Could you repeat the records below exactly, without the pictures?

--------

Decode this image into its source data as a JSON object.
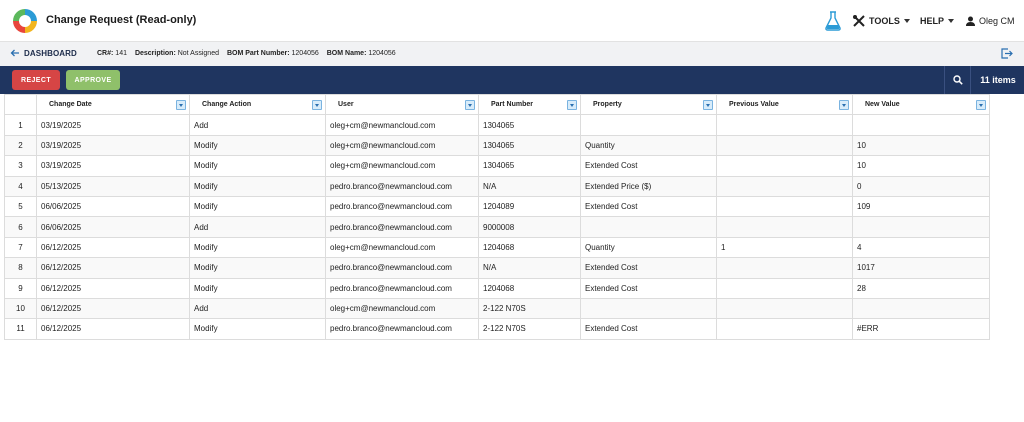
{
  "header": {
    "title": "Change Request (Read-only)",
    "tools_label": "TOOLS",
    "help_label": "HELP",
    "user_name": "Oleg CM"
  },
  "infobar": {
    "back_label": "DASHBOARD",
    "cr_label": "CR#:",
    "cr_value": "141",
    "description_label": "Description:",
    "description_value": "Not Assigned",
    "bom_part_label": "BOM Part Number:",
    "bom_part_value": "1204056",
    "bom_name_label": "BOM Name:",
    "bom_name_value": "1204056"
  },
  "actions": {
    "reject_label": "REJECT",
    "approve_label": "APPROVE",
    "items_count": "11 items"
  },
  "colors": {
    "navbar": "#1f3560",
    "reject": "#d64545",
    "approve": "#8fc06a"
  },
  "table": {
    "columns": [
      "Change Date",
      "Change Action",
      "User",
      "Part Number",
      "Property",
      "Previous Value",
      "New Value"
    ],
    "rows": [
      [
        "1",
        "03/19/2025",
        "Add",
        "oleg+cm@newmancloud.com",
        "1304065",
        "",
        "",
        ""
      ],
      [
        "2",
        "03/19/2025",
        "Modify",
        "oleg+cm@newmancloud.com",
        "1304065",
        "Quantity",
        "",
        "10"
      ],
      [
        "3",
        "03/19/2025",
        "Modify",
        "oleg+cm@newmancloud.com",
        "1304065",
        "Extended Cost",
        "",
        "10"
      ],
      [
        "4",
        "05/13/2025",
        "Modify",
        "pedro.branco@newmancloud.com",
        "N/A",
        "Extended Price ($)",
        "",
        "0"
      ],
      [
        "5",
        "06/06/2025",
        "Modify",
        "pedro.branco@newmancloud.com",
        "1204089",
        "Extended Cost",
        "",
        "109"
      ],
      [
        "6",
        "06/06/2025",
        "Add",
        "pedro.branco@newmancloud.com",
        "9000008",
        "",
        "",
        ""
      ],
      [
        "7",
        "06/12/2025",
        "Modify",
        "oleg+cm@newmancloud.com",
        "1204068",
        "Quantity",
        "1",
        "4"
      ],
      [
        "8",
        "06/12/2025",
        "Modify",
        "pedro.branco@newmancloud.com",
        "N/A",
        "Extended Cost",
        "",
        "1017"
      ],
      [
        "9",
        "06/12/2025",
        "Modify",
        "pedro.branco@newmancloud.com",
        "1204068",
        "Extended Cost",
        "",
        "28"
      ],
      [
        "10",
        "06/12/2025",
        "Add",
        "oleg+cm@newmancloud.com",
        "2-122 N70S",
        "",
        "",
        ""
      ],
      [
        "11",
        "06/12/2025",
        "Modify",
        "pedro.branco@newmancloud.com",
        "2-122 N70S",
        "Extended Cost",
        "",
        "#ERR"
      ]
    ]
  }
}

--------

# Answer box
Decode this image into its source data as a JSON object.
{
  "header": {
    "title": "Change Request (Read-only)",
    "tools_label": "TOOLS",
    "help_label": "HELP",
    "user_name": "Oleg CM"
  },
  "infobar": {
    "back_label": "DASHBOARD",
    "cr_label": "CR#:",
    "cr_value": "141",
    "description_label": "Description:",
    "description_value": "Not Assigned",
    "bom_part_label": "BOM Part Number:",
    "bom_part_value": "1204056",
    "bom_name_label": "BOM Name:",
    "bom_name_value": "1204056"
  },
  "actions": {
    "reject_label": "REJECT",
    "approve_label": "APPROVE",
    "items_count": "11 items"
  },
  "colors": {
    "navbar": "#1f3560",
    "reject": "#d64545",
    "approve": "#8fc06a"
  },
  "table": {
    "columns": [
      "Change Date",
      "Change Action",
      "User",
      "Part Number",
      "Property",
      "Previous Value",
      "New Value"
    ],
    "rows": [
      [
        "1",
        "03/19/2025",
        "Add",
        "oleg+cm@newmancloud.com",
        "1304065",
        "",
        "",
        ""
      ],
      [
        "2",
        "03/19/2025",
        "Modify",
        "oleg+cm@newmancloud.com",
        "1304065",
        "Quantity",
        "",
        "10"
      ],
      [
        "3",
        "03/19/2025",
        "Modify",
        "oleg+cm@newmancloud.com",
        "1304065",
        "Extended Cost",
        "",
        "10"
      ],
      [
        "4",
        "05/13/2025",
        "Modify",
        "pedro.branco@newmancloud.com",
        "N/A",
        "Extended Price ($)",
        "",
        "0"
      ],
      [
        "5",
        "06/06/2025",
        "Modify",
        "pedro.branco@newmancloud.com",
        "1204089",
        "Extended Cost",
        "",
        "109"
      ],
      [
        "6",
        "06/06/2025",
        "Add",
        "pedro.branco@newmancloud.com",
        "9000008",
        "",
        "",
        ""
      ],
      [
        "7",
        "06/12/2025",
        "Modify",
        "oleg+cm@newmancloud.com",
        "1204068",
        "Quantity",
        "1",
        "4"
      ],
      [
        "8",
        "06/12/2025",
        "Modify",
        "pedro.branco@newmancloud.com",
        "N/A",
        "Extended Cost",
        "",
        "1017"
      ],
      [
        "9",
        "06/12/2025",
        "Modify",
        "pedro.branco@newmancloud.com",
        "1204068",
        "Extended Cost",
        "",
        "28"
      ],
      [
        "10",
        "06/12/2025",
        "Add",
        "oleg+cm@newmancloud.com",
        "2-122 N70S",
        "",
        "",
        ""
      ],
      [
        "11",
        "06/12/2025",
        "Modify",
        "pedro.branco@newmancloud.com",
        "2-122 N70S",
        "Extended Cost",
        "",
        "#ERR"
      ]
    ]
  }
}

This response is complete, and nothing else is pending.